Even though Amour has been released internationally under its French name, it is still a film titled Love. While many films often have the word ‘love’ in the title, few filmmakers are as bold (or perhaps foolish) to have that loaded word used as the title for their film. This is probably because most films about love are really about romance or other idealised variations about what love is. Few films really explore the question of what it means to love, not necessarily because of the complexity that is potentially involved, but because of the challenge required to express an understanding of love at its purest. Filmmaker Michael Haneke has approached the task by depicting the slow decline of Anne (Emmanuelle Riva), an elderly woman living in Paris whose husband Georges (Jean-Louis Trintignant) looks after her as her body and then mind start to fail. The result is a triumph for Haneke and a deeply beautiful film.
As a filmmaker renowned for his ability to provoke, challenge and confront audiences with their own hypocrisy, Haneke may not seem like an obvious choice to make a film about love. However, he is perfect because of his ability to remove all traces of sentimentality and romantic notions of love that popular culture has trained audiences to believe in. So instead of young lovers discovering that they are one another’s soul mates, we see an elderly couple whose companionship has long moved on from the moment where most romance films end. Never before has Haneke’s highly formal and almost didactic approach to representing human behaviour so clearly expose him as a humanist at heart.
The film opens with Haneke asserting that the audience are voyeurs, witnesses to a private space and occupying an ethically ambiguous position. It is a favourite technique of Haneke’s and here it is established with a flashforward of the authorities bursting into Anne and Georges’s apartment; literally bursting into the space of the film in the very first frame. The film then goes back in time to show Anne and Georges enjoying a live music concert (we later learn the performer was once a student of Anne’s) before taking a train home together. As they enter their apartment they talk about somebody having broken in and how this concerns them.
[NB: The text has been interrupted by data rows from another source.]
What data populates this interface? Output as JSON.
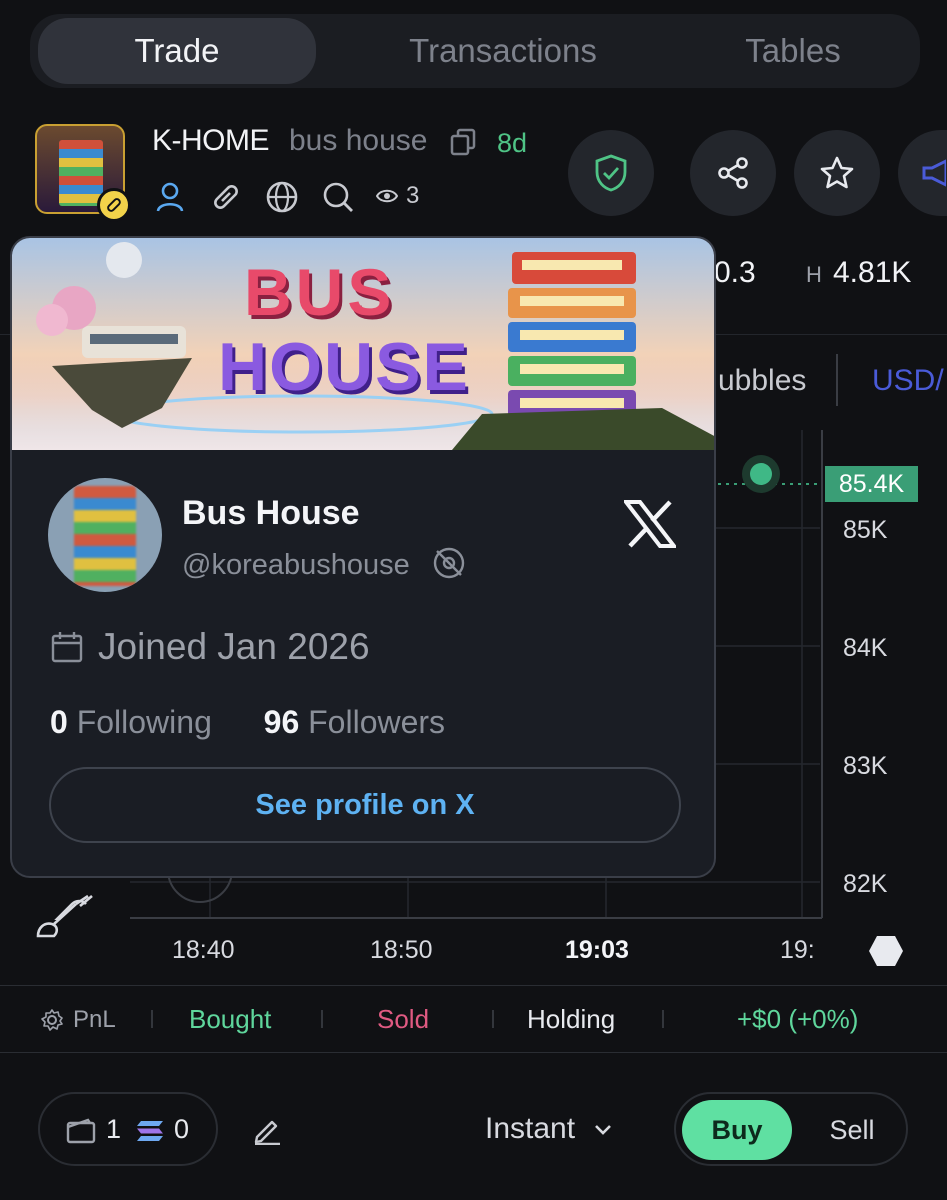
{
  "tabs": [
    {
      "label": "Trade",
      "active": true
    },
    {
      "label": "Transactions",
      "active": false
    },
    {
      "label": "Tables",
      "active": false
    }
  ],
  "token": {
    "symbol": "K-HOME",
    "name": "bus house",
    "age": "8d",
    "views": "3",
    "socials": [
      "person-icon",
      "link-icon",
      "globe-icon",
      "search-icon"
    ]
  },
  "header_actions": [
    "shield-check-icon",
    "share-icon",
    "star-icon",
    "megaphone-icon"
  ],
  "market": {
    "price_fragment": "0.3",
    "high_label": "H",
    "high_value": "4.81K"
  },
  "chart_controls": {
    "bubbles_fragment": "ubbles",
    "currency_fragment": "USD/"
  },
  "chart": {
    "current_price_tag": "85.4K",
    "y_labels": [
      "85K",
      "84K",
      "83K",
      "82K"
    ],
    "x_labels": [
      "18:40",
      "18:50",
      "19:03",
      "19:"
    ]
  },
  "pnl": {
    "label": "PnL",
    "bought": "Bought",
    "sold": "Sold",
    "holding": "Holding",
    "value": "+$0 (+0%)"
  },
  "bottom": {
    "wallet_count": "1",
    "sol_amount": "0",
    "mode": "Instant",
    "buy": "Buy",
    "sell": "Sell"
  },
  "profile_card": {
    "banner_text_top": "BUS",
    "banner_text_bottom": "HOUSE",
    "display_name": "Bus House",
    "handle": "@koreabushouse",
    "joined": "Joined Jan 2026",
    "following_count": "0",
    "following_label": "Following",
    "followers_count": "96",
    "followers_label": "Followers",
    "cta": "See profile on X"
  },
  "colors": {
    "accent_green": "#4fc486",
    "buy_green": "#5fe0a2",
    "sold_red": "#e05a82",
    "link_blue": "#5eb2f2"
  }
}
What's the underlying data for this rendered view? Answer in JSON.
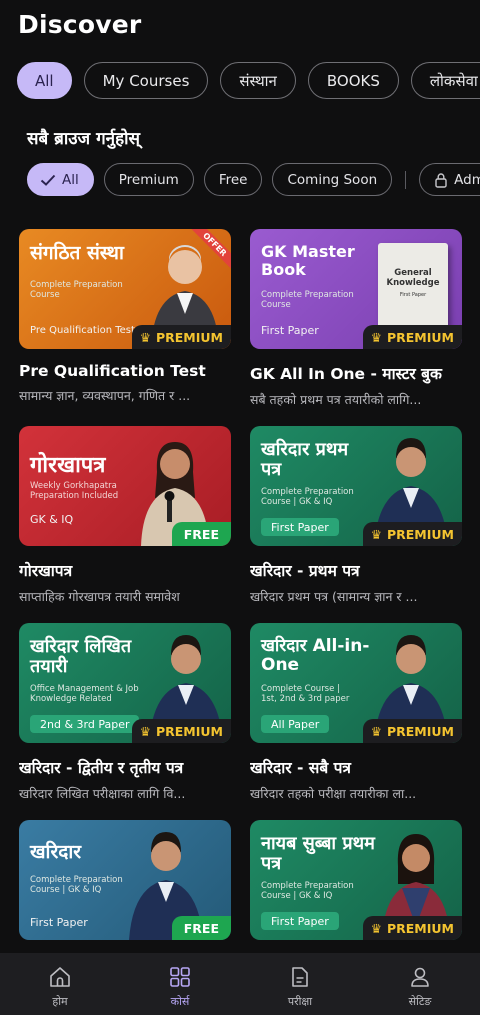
{
  "header": {
    "title": "Discover"
  },
  "categories": [
    "All",
    "My Courses",
    "संस्थान",
    "BOOKS",
    "लोकसेवा"
  ],
  "browse": {
    "heading": "सबै ब्राउज गर्नुहोस्",
    "filters": [
      "All",
      "Premium",
      "Free",
      "Coming Soon"
    ],
    "admin_label": "Admin:"
  },
  "courses": [
    {
      "title": "Pre Qualification Test",
      "desc": "सामान्य ज्ञान, व्यवस्थापन, गणित र ...",
      "thumb_title": "संगठित संस्था",
      "thumb_sub": "Complete Preparation Course",
      "thumb_tag": "Pre Qualification Test",
      "ribbon": "OFFER",
      "badge": "PREMIUM",
      "bg": "#e07b1a"
    },
    {
      "title": "GK All In One - मास्टर बुक",
      "desc": "सबै तहको प्रथम पत्र तयारीको लागि...",
      "thumb_title": "GK Master Book",
      "thumb_sub": "Complete Preparation Course",
      "thumb_tag": "First Paper",
      "book_title": "General Knowledge",
      "book_sub": "First Paper",
      "badge": "PREMIUM",
      "bg": "#8a4fc0"
    },
    {
      "title": "गोरखापत्र",
      "desc": "साप्ताहिक गोरखापत्र तयारी समावेश",
      "thumb_title": "गोरखापत्र",
      "thumb_sub": "Weekly Gorkhapatra Preparation Included",
      "thumb_tag": "GK & IQ",
      "badge": "FREE",
      "bg": "#c62a30"
    },
    {
      "title": "खरिदार - प्रथम पत्र",
      "desc": "खरिदार प्रथम पत्र (सामान्य ज्ञान र ...",
      "thumb_title": "खरिदार प्रथम पत्र",
      "thumb_sub": "Complete Preparation Course | GK & IQ",
      "thumb_tag": "First Paper",
      "badge": "PREMIUM",
      "bg": "#1c7a5a"
    },
    {
      "title": "खरिदार - द्वितीय र तृतीय पत्र",
      "desc": "खरिदार लिखित परीक्षाका लागि वि...",
      "thumb_title": "खरिदार लिखित तयारी",
      "thumb_sub": "Office Management & Job Knowledge Related",
      "thumb_tag": "2nd & 3rd Paper",
      "badge": "PREMIUM",
      "bg": "#1c7a5a"
    },
    {
      "title": "खरिदार - सबै पत्र",
      "desc": "खरिदार तहको परीक्षा तयारीका ला...",
      "thumb_title": "खरिदार All-in-One",
      "thumb_sub": "Complete Course | 1st, 2nd & 3rd paper",
      "thumb_tag": "All Paper",
      "badge": "PREMIUM",
      "bg": "#1c7a5a"
    },
    {
      "title": "",
      "desc": "",
      "thumb_title": "खरिदार",
      "thumb_sub": "Complete Preparation Course | GK & IQ",
      "thumb_tag": "First Paper",
      "badge": "FREE",
      "bg": "#2f6b8e"
    },
    {
      "title": "",
      "desc": "",
      "thumb_title": "नायब सुब्बा प्रथम पत्र",
      "thumb_sub": "Complete Preparation Course | GK & IQ",
      "thumb_tag": "First Paper",
      "badge": "PREMIUM",
      "bg": "#1c7a5a"
    }
  ],
  "bottom_nav": [
    {
      "label": "होम",
      "icon": "home-icon"
    },
    {
      "label": "कोर्स",
      "icon": "grid-icon",
      "active": true
    },
    {
      "label": "परीक्षा",
      "icon": "document-icon"
    },
    {
      "label": "सेटिङ",
      "icon": "person-icon"
    }
  ],
  "colors": {
    "accent": "#c6b9f7",
    "premium": "#f4c430",
    "free": "#1ea650",
    "background": "#0f0f10"
  }
}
It is not only a typically Hanekesque moment for both recalling the flashforward and providing a narrative red herring, but it serves as a metaphor for the audience having ‘broken in’ to their lives. Later death becomes the intruder in their home. A pair of scenes involving a pigeon serves a similar purpose as it represents an unwanted visitor and also serves as a calculated distraction from other events. Eventually the pigeon exists to express the kindness that ultimately characterises the film.
Through all the difficult scenes of Anne’s decline and Georges’s frustration, kindness pervades. Even Haneke is kind towards the various supporting characters who commit acts of insensitivity to differing degrees; suggesting they have good intentions without full comprehension of the outcomes. For example, Anne’s former student Alexandre (Alexandre Tharaud) unwittingly comes across as overly dramatic in how he expresses his sympathy, leaving Anne unable to listen to his music anymore. Likewise their daughter Eve (Isabelle Huppert) seems irrational compared to her parents, but Haneke shows us that she has not been able to get accustomed to what is happening to her mother due to other parts of her life demanding her attention.
Finally there is the kindness and affection between Anne and Georges that is initially shown through their daily domestic interaction and later through the scenes of Georges looking after Anne. Both of them struggle with the fact that what is happening to Anne is robbing her of her dignity. The way the pair attempts to make the situation more bearable for the other, often against the wishes of each other, is a significant part of what makes Amour a film of such integrity. The other strength is Haneke’s meticulous framing and camera position so that the camera only ever gets as close to the characters as it needs to, rather than opting for indulgent close-ups at every opportunity to elicit easy sentiment. Amour becomes the opposite of the film that Georges saw as a child and describes to Anne, which was manipulative and completely forgettable, but shamefully left him sad beyond belief afterwards without registering its power at the time. Amour is anything but manipulative or forgettable, but its emotional power is similarly not fully felt until the final credits are rolling.
Unlike the film Georges saw, Amour is not a film to feel ashamed about for having been moved by it. It is distinctively a Haneke film and yet its formal elements and moments of self-awareness seem designed to reward the viewer rather than punish them. By stripping back any aspects of film style or narrative that feel false or constructed, Haneke ensures that everything that happens between Anne and Georges is an act of intense kindness and personal sacrifice shared by people who love each other unconditionally. The scenario is upsetting, but the execution is genuine and pure, making Amour a film of heartbreaking beauty and Haneke’s masterpiece.